Define the focus of your portfolio. In general, it is good practice to base the portfolio structure on your product line rather than organization structure. The former is what your customers care about; the latter more temporal.
Understand what content goes on the portfolio backlog. Define different types of items, e.g., features, initiatives, architecture items, etc.
Focus on the flow of work from portfolio to teams. The portfolio backlog management approach is an enabler of flow. Define policies for centralized portfolio-level decisions and localized program- and team-level decisions.
Set up a portfolio backlog management meeting at a regular cadence with the right participants. Create a Definition of Ready for portfolio items. Focus the meeting on feedback from the development teams, and on moving portfolio backlog items to a ‘ready’ state. Do not let it become a status or strategy planning meeting.
Create conditions that encourage a strong relationship between product managers, engineering leaders and architects. Together they bring multiple important perspectives to creating the portfolio backlog items. Consider also adding user experience design leaders to this mix, depending on the nature of your products.
Finally, this is a process of continuous experimentation and improvement. While some things can ultimately be moved to the obvious domain of best practices, or the complicated domain of good practices, we still operate within an ever-changing and complex environment that requires continuous awareness, experimentation, learning and adaptation. We continue to experiment and make improvements.
Teams and organizations are complex adaptive systems. Self- organization in complex adaptive systems evolves through a set of Simple Rules. Self-organization is a core tenet of agile teams. Self-organization does not mean everyone gets to do whatever they want to do. Team members create contracts with each other. These contracts create boundaries, or containers, within which self-organization can occur. Teams also create contracts with other teams, the wider organization and other stakeholders. The contracts are both implicit and explicit. Social contracts in complex adaptive systems are more effective if they are based on Simple Rules. Social Contract Theory acts as a lens through which we can better understand these social contracts in agile teams. This paper represents ongoing research that examines the role of Simple Rules and Social Contract Theory in fostering self-organization in agile development teams. The paper discusses four examples of social contracts in agile teams: definition of done, definition of ready, working agreements, and retrospectives.

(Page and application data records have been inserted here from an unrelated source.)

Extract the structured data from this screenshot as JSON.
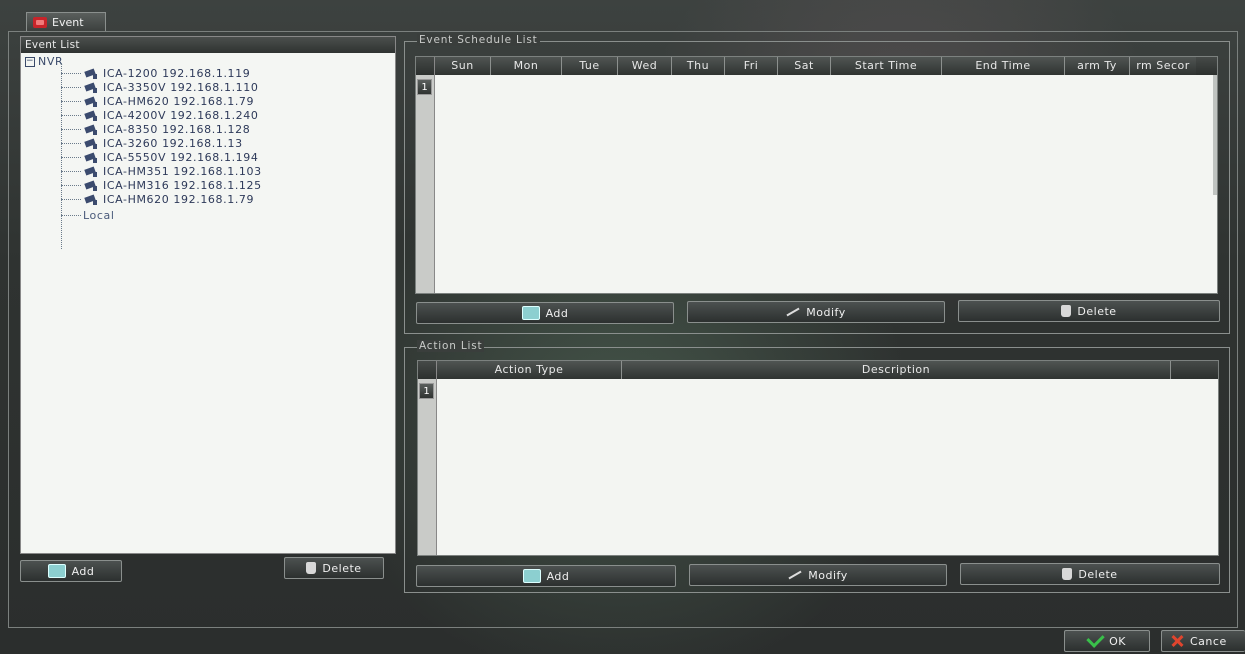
{
  "tab": {
    "label": "Event"
  },
  "event_list": {
    "header": "Event List",
    "root": "NVR",
    "devices": [
      {
        "label": "ICA-1200 192.168.1.119"
      },
      {
        "label": "ICA-3350V 192.168.1.110"
      },
      {
        "label": "ICA-HM620 192.168.1.79"
      },
      {
        "label": "ICA-4200V 192.168.1.240"
      },
      {
        "label": "ICA-8350 192.168.1.128"
      },
      {
        "label": "ICA-3260 192.168.1.13"
      },
      {
        "label": "ICA-5550V 192.168.1.194"
      },
      {
        "label": "ICA-HM351 192.168.1.103"
      },
      {
        "label": "ICA-HM316 192.168.1.125"
      },
      {
        "label": "ICA-HM620 192.168.1.79"
      }
    ],
    "local": "Local",
    "add_label": "Add",
    "delete_label": "Delete"
  },
  "schedule": {
    "title": "Event Schedule List",
    "columns": [
      "Sun",
      "Mon",
      "Tue",
      "Wed",
      "Thu",
      "Fri",
      "Sat",
      "Start Time",
      "End Time",
      "arm Ty",
      "rm Secor"
    ],
    "row_number": "1",
    "add_label": "Add",
    "modify_label": "Modify",
    "delete_label": "Delete"
  },
  "action": {
    "title": "Action List",
    "columns": [
      "Action Type",
      "Description"
    ],
    "row_number": "1",
    "add_label": "Add",
    "modify_label": "Modify",
    "delete_label": "Delete"
  },
  "footer": {
    "ok_label": "OK",
    "cancel_label": "Cance"
  }
}
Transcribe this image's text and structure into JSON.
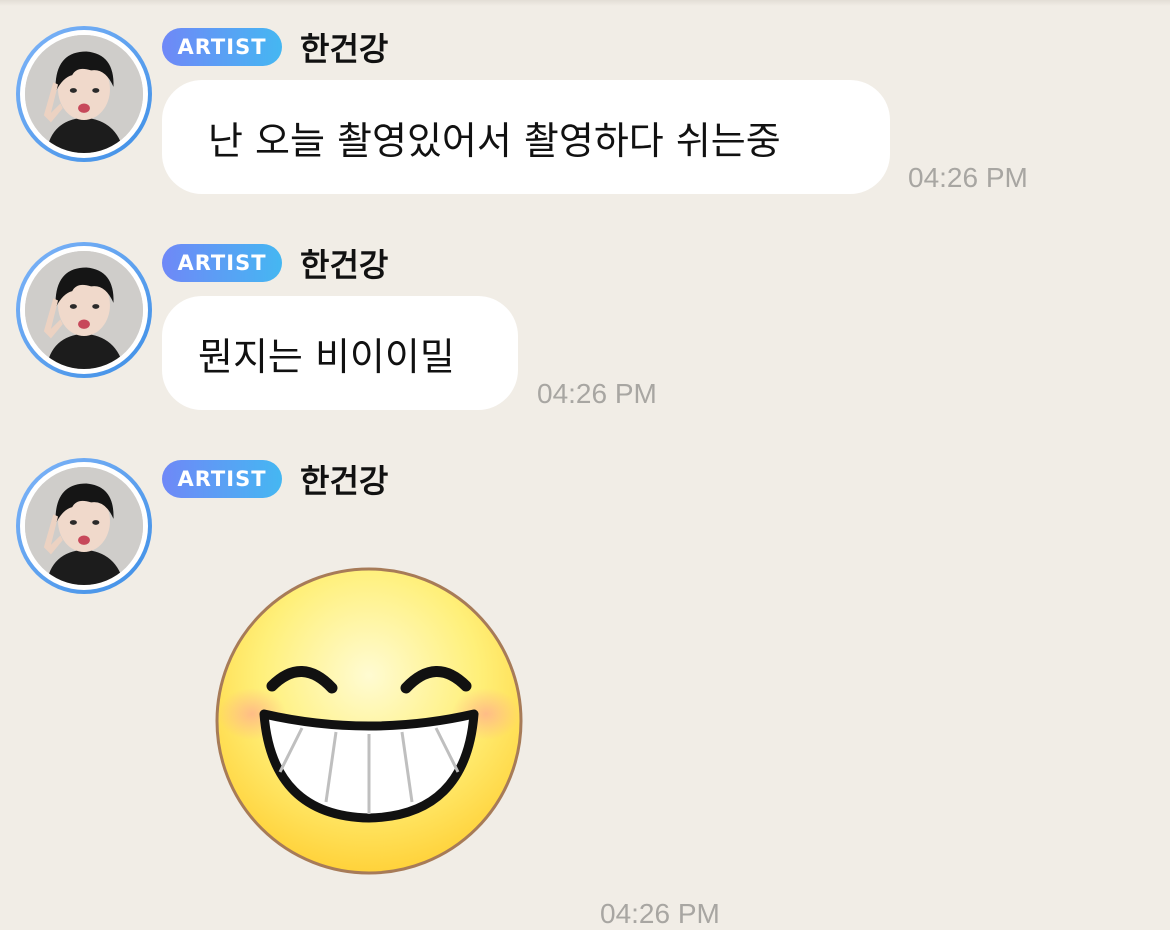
{
  "chat": {
    "messages": [
      {
        "badge": "ARTIST",
        "sender": "한건강",
        "text": "난 오늘 촬영있어서 촬영하다 쉬는중",
        "time": "04:26 PM"
      },
      {
        "badge": "ARTIST",
        "sender": "한건강",
        "text": "뭔지는 비이이밀",
        "time": "04:26 PM"
      },
      {
        "badge": "ARTIST",
        "sender": "한건강",
        "sticker": "grinning-face-sticker",
        "time": "04:26 PM"
      }
    ]
  },
  "colors": {
    "background": "#f1ede6",
    "bubble": "#ffffff",
    "badge_gradient_start": "#6f88f7",
    "badge_gradient_end": "#45b7f2",
    "avatar_ring": "#3e8fe6",
    "timestamp": "#a8a6a2"
  },
  "icons": {
    "avatar": "profile-photo",
    "sticker": "grinning-face-sticker"
  }
}
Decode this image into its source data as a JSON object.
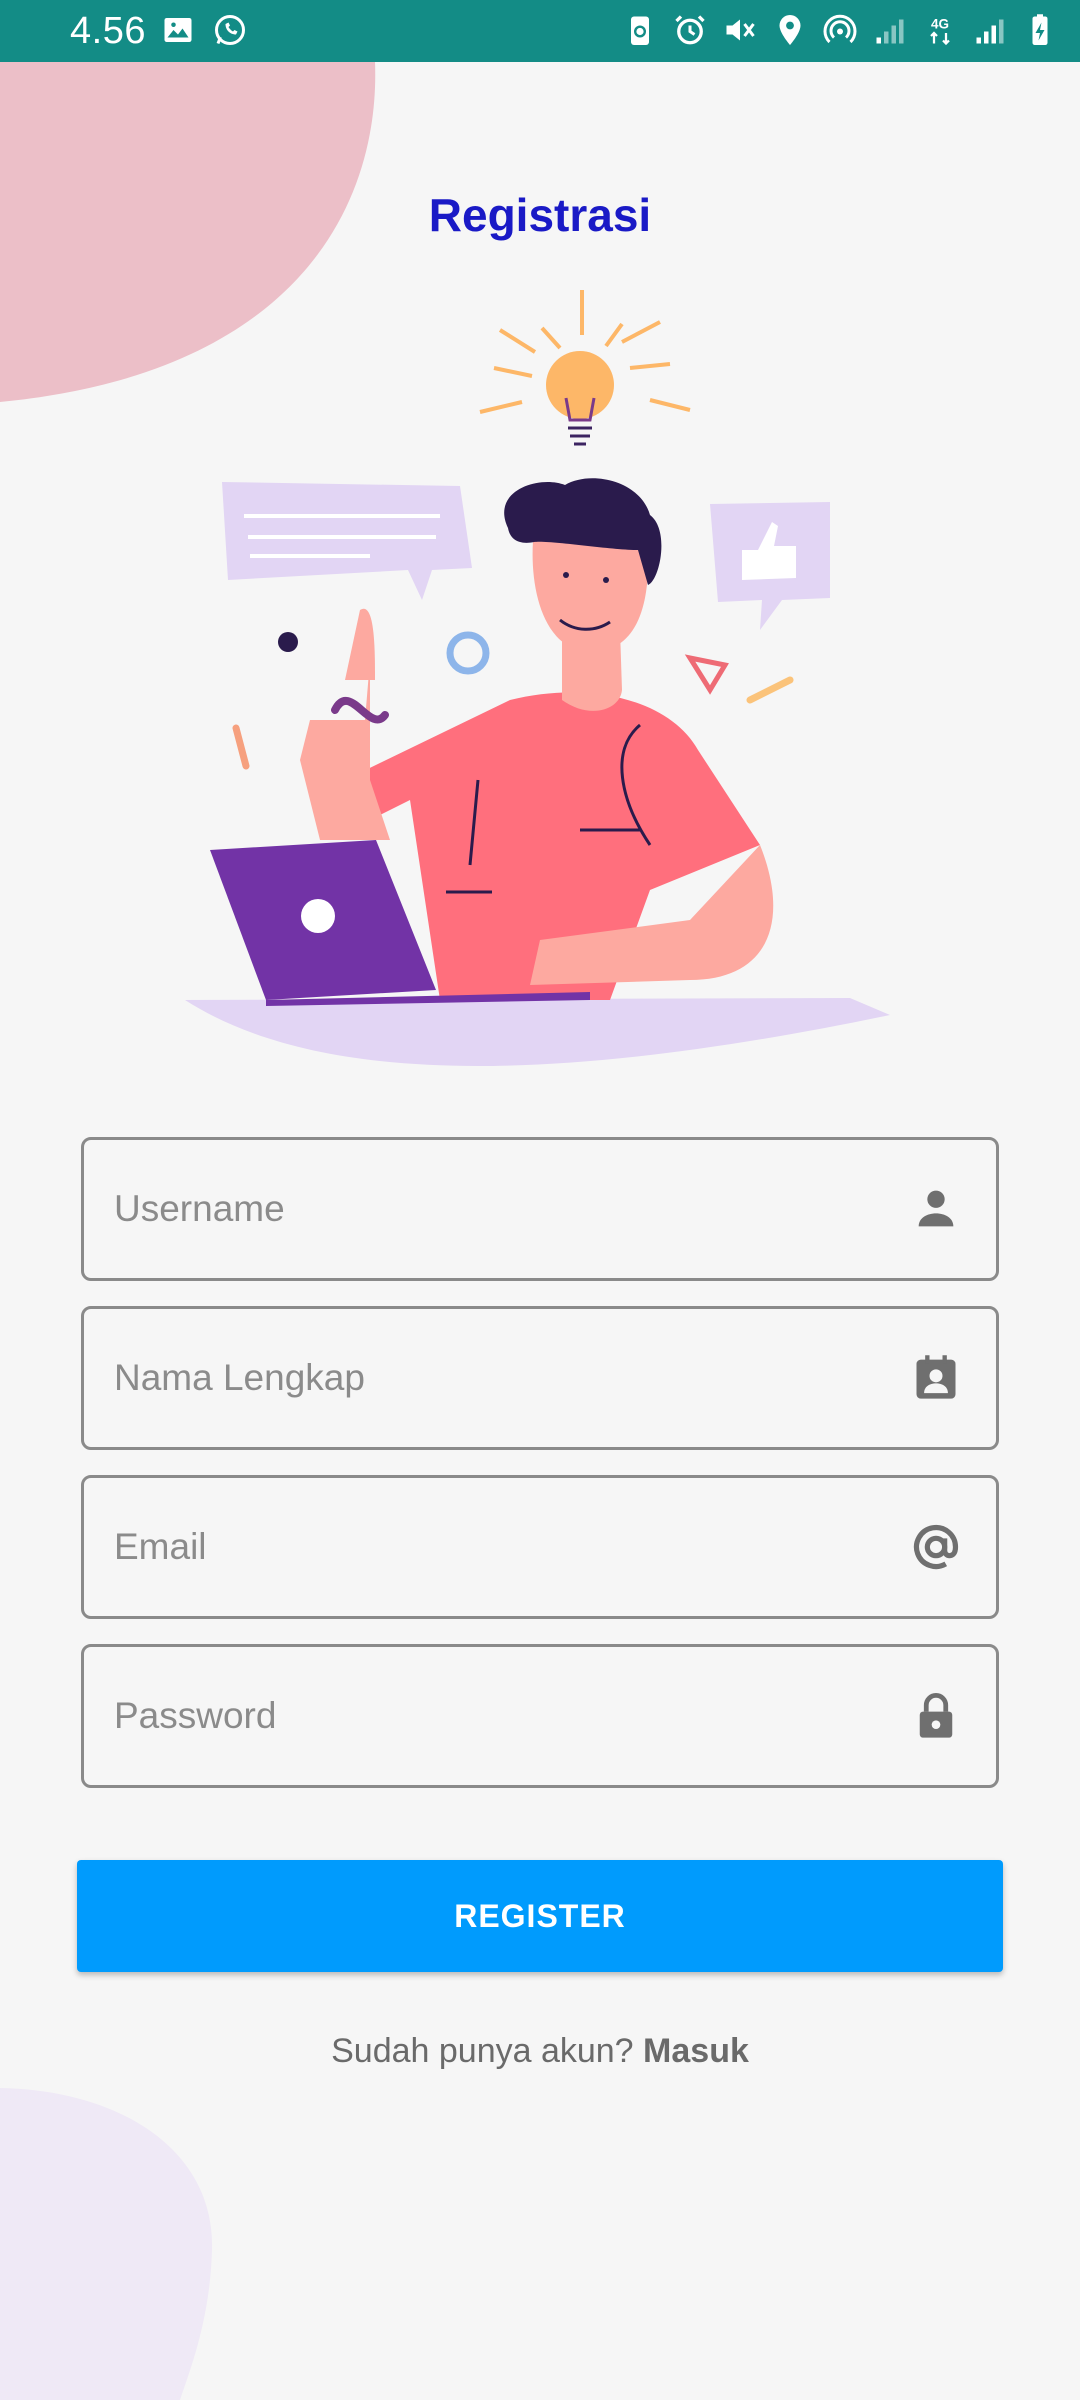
{
  "status_bar": {
    "time": "4.56",
    "network_label": "4G",
    "color": "#138c86"
  },
  "page": {
    "title": "Registrasi",
    "title_color": "#1a1ac6"
  },
  "form": {
    "username": {
      "placeholder": "Username",
      "icon": "person-icon"
    },
    "full_name": {
      "placeholder": "Nama Lengkap",
      "icon": "contact-card-icon"
    },
    "email": {
      "placeholder": "Email",
      "icon": "at-sign-icon"
    },
    "password": {
      "placeholder": "Password",
      "icon": "lock-icon"
    }
  },
  "register_button": {
    "label": "REGISTER",
    "color": "#009bfd"
  },
  "login_prompt": {
    "text": "Sudah punya akun?",
    "link_label": "Masuk"
  }
}
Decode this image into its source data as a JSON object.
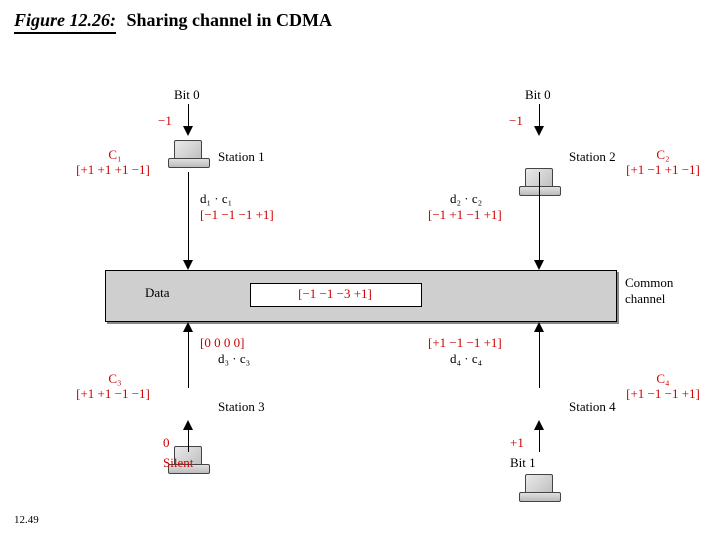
{
  "figure": {
    "number": "Figure 12.26:",
    "title": "Sharing channel in CDMA"
  },
  "page": "12.49",
  "channel": {
    "data_label": "Data",
    "data_value": "[−1 −1  −3  +1]",
    "common_label_top": "Common",
    "common_label_bot": "channel"
  },
  "stations": {
    "s1": {
      "name": "Station 1",
      "bit_label": "Bit 0",
      "bit_value": "−1",
      "code_name": "C₁",
      "code": "[+1 +1  +1  −1]",
      "prod_label": "d₁ · c₁",
      "prod": "[−1 −1  −1  +1]"
    },
    "s2": {
      "name": "Station 2",
      "bit_label": "Bit 0",
      "bit_value": "−1",
      "code_name": "C₂",
      "code": "[+1 −1  +1  −1]",
      "prod_label": "d₂ · c₂",
      "prod": "[−1 +1  −1  +1]"
    },
    "s3": {
      "name": "Station 3",
      "bit_label": "0",
      "bit_note": "Silent",
      "code_name": "C₃",
      "code": "[+1 +1  −1  −1]",
      "prod_label": "d₃ · c₃",
      "prod": "[0   0    0    0]"
    },
    "s4": {
      "name": "Station 4",
      "bit_label": "+1",
      "bit_note": "Bit 1",
      "code_name": "C₄",
      "code": "[+1 −1  −1  +1]",
      "prod_label": "d₄ · c₄",
      "prod": "[+1 −1  −1  +1]"
    }
  }
}
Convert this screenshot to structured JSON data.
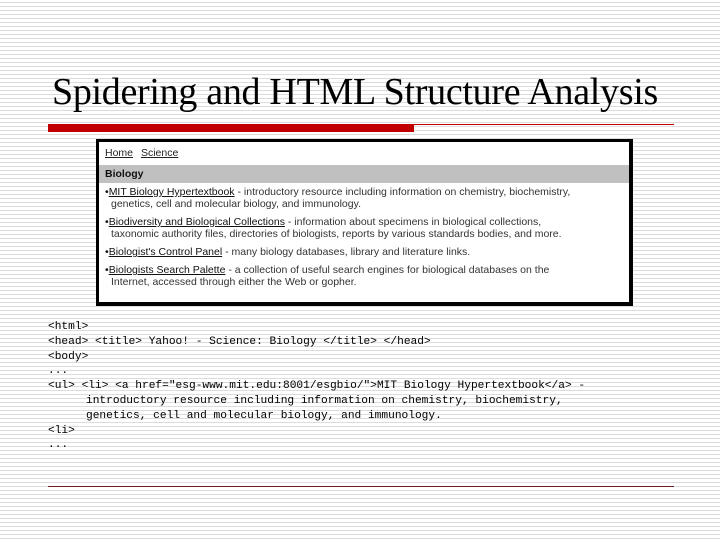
{
  "slide": {
    "title": "Spidering and HTML Structure Analysis",
    "accent_color": "#c00000"
  },
  "screenshot": {
    "breadcrumbs": [
      "Home",
      "Science"
    ],
    "category": "Biology",
    "entries": [
      {
        "link": "MIT Biology Hypertextbook",
        "desc": " - introductory resource including information on chemistry, biochemistry,",
        "desc2": "genetics, cell and molecular biology, and immunology."
      },
      {
        "link": "Biodiversity and Biological Collections",
        "desc": " - information about specimens in biological collections,",
        "desc2": "taxonomic authority files, directories of biologists, reports by various standards bodies, and more."
      },
      {
        "link": "Biologist's Control Panel",
        "desc": " - many biology databases, library and literature links.",
        "desc2": ""
      },
      {
        "link": "Biologists Search Palette",
        "desc": " - a collection of useful search engines for biological databases on the",
        "desc2": "Internet, accessed through either the Web or gopher."
      }
    ]
  },
  "code": {
    "lines": [
      "<html>",
      "<head> <title> Yahoo! - Science: Biology </title> </head>",
      "<body>",
      "...",
      "<ul> <li> <a href=\"esg-www.mit.edu:8001/esgbio/\">MIT Biology Hypertextbook</a> -",
      "introductory resource including information on chemistry, biochemistry,",
      "genetics, cell and molecular biology, and immunology.",
      "<li>",
      "..."
    ]
  }
}
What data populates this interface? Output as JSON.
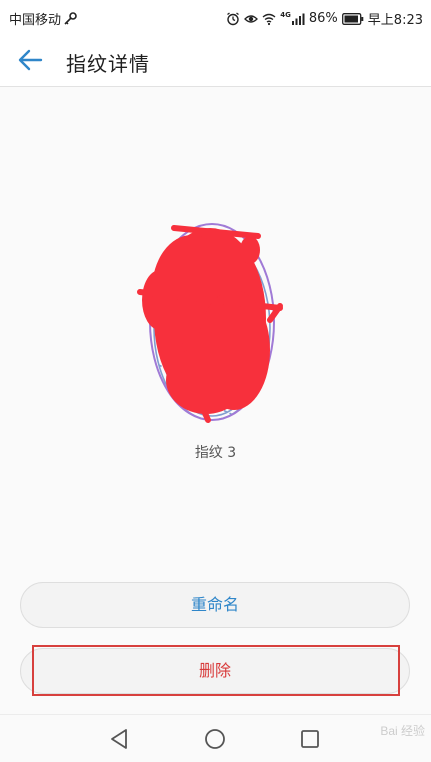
{
  "status_bar": {
    "carrier": "中国移动",
    "network_type": "4G",
    "battery_percent": "86%",
    "time": "早上8:23",
    "icons": [
      "key-icon",
      "alarm-icon",
      "eye-icon",
      "wifi-icon",
      "signal-icon",
      "battery-icon"
    ]
  },
  "app_bar": {
    "title": "指纹详情",
    "back_icon": "arrow-left-icon",
    "accent_color": "#2f86c9"
  },
  "fingerprint": {
    "label": "指纹 3",
    "icon": "fingerprint-icon",
    "redaction_color": "#f7303c"
  },
  "actions": {
    "rename_label": "重命名",
    "delete_label": "删除",
    "rename_color": "#2f86c9",
    "delete_color": "#d83a3a"
  },
  "nav_bar": {
    "icons": [
      "back-triangle-icon",
      "home-circle-icon",
      "recents-square-icon"
    ]
  },
  "watermark": {
    "text": "Bai 经验"
  }
}
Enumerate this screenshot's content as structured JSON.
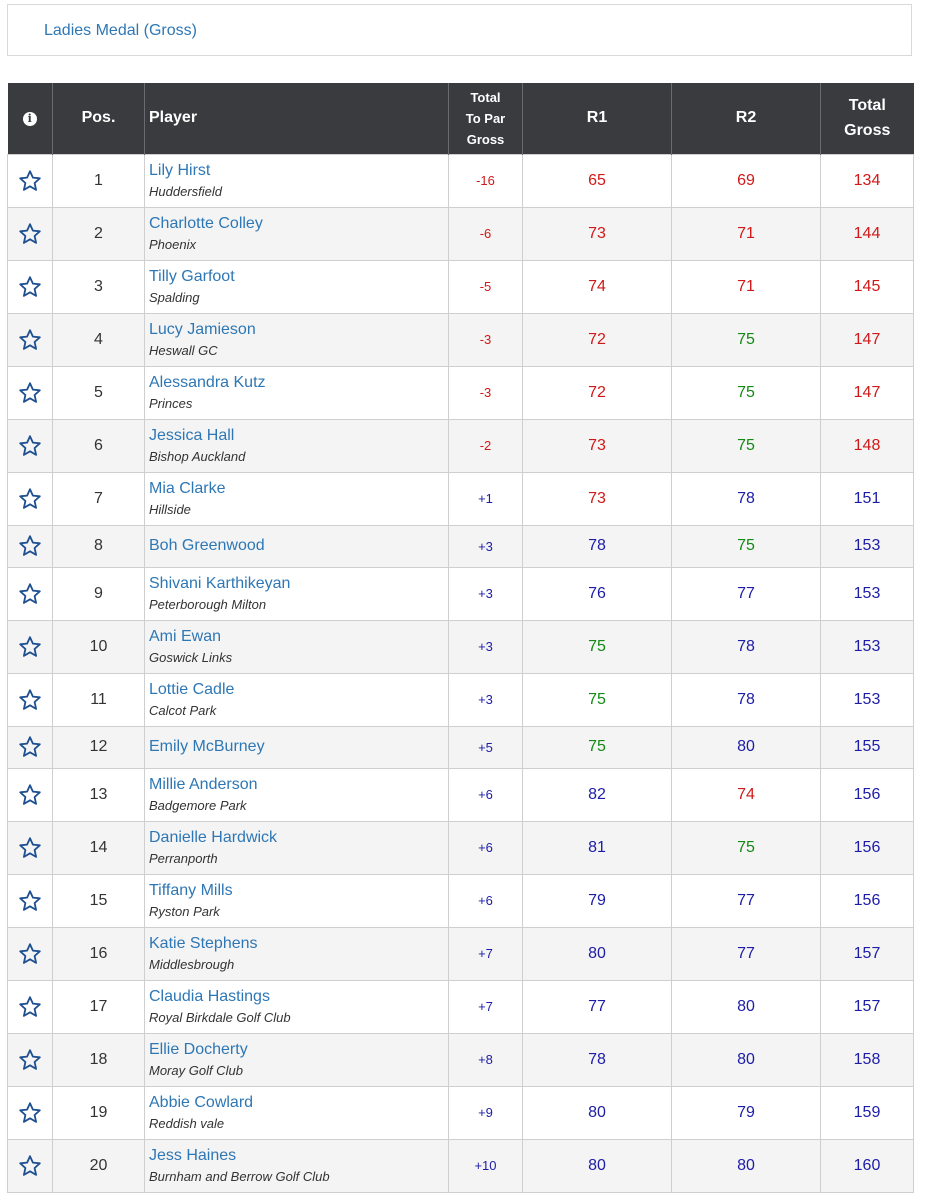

This paper described the connection between Social Contract Theory and agile teams, viewing agile teams as complex adaptive systems. The field of Human Systems Dynamics provides a suitable lens through which to view teams and organizations as complex adaptive social systems, and defines necessary conditions for self- organization using Containers, Differences and Exchanges. The social contracts in agile teams and organizations are based on the Simple Rules that govern emergence and self-organization.
Simple Rules support coherent behaviors in a system. Definition of done, definition of ready, and working agreements are all examples of social contracts, created using Simple Rules, in agile teams and organizations. In addition, there are examples of social contracts to be found in retrospectives, including the prime directive, second directive and ground rules. These Simple Rules and Social Contracts support emergent behaviors and self-organization.
Teams own their own Simple Rules. As teams adapt their Simple Rules, new patterns are formed in the system. These patterns are governed by the social contracts created by the Simple Rules. Violating the Simple Rules creates a tension in the system that can be resolved by the team enforcing the rules or altering the rules (an Exchange intervention), or by the team membership changing (a Container intervention). Social Contracts exist within agile teams, between agile teams, between agile teams and management, and within management teams.